Your objective: The result should be every line of the listing that holds the word "battery".

Data in this exercise:
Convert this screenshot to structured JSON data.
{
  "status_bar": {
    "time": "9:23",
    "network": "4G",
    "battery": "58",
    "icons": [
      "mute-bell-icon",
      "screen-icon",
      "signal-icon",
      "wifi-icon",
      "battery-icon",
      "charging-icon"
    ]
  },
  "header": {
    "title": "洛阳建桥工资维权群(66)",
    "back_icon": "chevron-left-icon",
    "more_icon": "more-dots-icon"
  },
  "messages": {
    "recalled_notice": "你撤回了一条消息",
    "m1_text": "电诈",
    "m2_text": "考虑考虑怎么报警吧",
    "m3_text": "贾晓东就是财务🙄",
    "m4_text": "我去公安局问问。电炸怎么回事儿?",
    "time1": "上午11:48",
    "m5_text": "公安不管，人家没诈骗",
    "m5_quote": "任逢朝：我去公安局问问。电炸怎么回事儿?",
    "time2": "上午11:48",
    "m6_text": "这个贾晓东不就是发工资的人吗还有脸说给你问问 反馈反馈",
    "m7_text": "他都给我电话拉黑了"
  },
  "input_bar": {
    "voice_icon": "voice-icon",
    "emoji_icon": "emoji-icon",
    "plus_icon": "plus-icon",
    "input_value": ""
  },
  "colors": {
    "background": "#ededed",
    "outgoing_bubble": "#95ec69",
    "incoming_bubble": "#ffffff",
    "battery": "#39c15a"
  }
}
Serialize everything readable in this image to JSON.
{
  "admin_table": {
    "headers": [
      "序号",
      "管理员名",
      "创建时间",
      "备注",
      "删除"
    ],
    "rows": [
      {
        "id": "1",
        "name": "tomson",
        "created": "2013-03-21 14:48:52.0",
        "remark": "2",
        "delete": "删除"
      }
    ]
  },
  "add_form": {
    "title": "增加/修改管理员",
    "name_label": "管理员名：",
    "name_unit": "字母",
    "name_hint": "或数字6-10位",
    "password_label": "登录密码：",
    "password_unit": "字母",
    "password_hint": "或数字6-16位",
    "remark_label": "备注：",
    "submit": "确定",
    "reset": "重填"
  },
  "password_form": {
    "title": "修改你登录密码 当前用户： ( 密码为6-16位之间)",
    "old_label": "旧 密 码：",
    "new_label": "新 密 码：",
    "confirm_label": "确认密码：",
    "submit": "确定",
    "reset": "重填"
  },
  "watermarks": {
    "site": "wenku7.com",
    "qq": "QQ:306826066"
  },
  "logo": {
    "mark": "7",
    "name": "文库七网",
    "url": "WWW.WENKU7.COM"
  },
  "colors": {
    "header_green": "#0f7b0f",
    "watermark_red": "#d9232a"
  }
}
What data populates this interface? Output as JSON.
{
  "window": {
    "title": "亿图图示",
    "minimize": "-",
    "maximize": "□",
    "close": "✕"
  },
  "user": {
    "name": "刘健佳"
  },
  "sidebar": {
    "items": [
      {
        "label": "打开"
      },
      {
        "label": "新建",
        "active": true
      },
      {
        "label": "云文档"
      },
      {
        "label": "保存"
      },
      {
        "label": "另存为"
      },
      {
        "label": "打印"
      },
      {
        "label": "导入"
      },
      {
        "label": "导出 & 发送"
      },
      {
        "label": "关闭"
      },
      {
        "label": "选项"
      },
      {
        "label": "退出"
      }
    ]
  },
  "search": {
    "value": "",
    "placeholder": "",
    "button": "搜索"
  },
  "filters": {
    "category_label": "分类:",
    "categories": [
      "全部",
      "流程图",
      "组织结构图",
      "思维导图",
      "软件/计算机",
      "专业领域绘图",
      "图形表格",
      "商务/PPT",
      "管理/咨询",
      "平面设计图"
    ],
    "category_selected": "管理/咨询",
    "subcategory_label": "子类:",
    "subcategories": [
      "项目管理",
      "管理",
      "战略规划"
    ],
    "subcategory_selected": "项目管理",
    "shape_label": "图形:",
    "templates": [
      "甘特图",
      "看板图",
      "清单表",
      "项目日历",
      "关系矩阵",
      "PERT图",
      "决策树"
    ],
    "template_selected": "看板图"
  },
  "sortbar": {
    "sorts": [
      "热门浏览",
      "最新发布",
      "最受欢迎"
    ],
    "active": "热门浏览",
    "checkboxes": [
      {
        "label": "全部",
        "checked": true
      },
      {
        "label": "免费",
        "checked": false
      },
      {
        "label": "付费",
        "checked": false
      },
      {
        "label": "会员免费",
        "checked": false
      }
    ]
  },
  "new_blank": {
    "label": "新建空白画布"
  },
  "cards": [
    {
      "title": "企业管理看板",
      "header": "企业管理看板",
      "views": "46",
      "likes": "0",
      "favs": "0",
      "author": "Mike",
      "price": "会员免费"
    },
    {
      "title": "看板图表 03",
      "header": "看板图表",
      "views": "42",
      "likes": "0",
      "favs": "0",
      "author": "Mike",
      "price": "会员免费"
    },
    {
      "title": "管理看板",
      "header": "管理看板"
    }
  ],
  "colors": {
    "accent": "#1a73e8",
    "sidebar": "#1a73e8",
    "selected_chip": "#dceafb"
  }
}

Output of the exercise:
    "battery": "58",
      "battery-icon",
    "battery": "#39c15a"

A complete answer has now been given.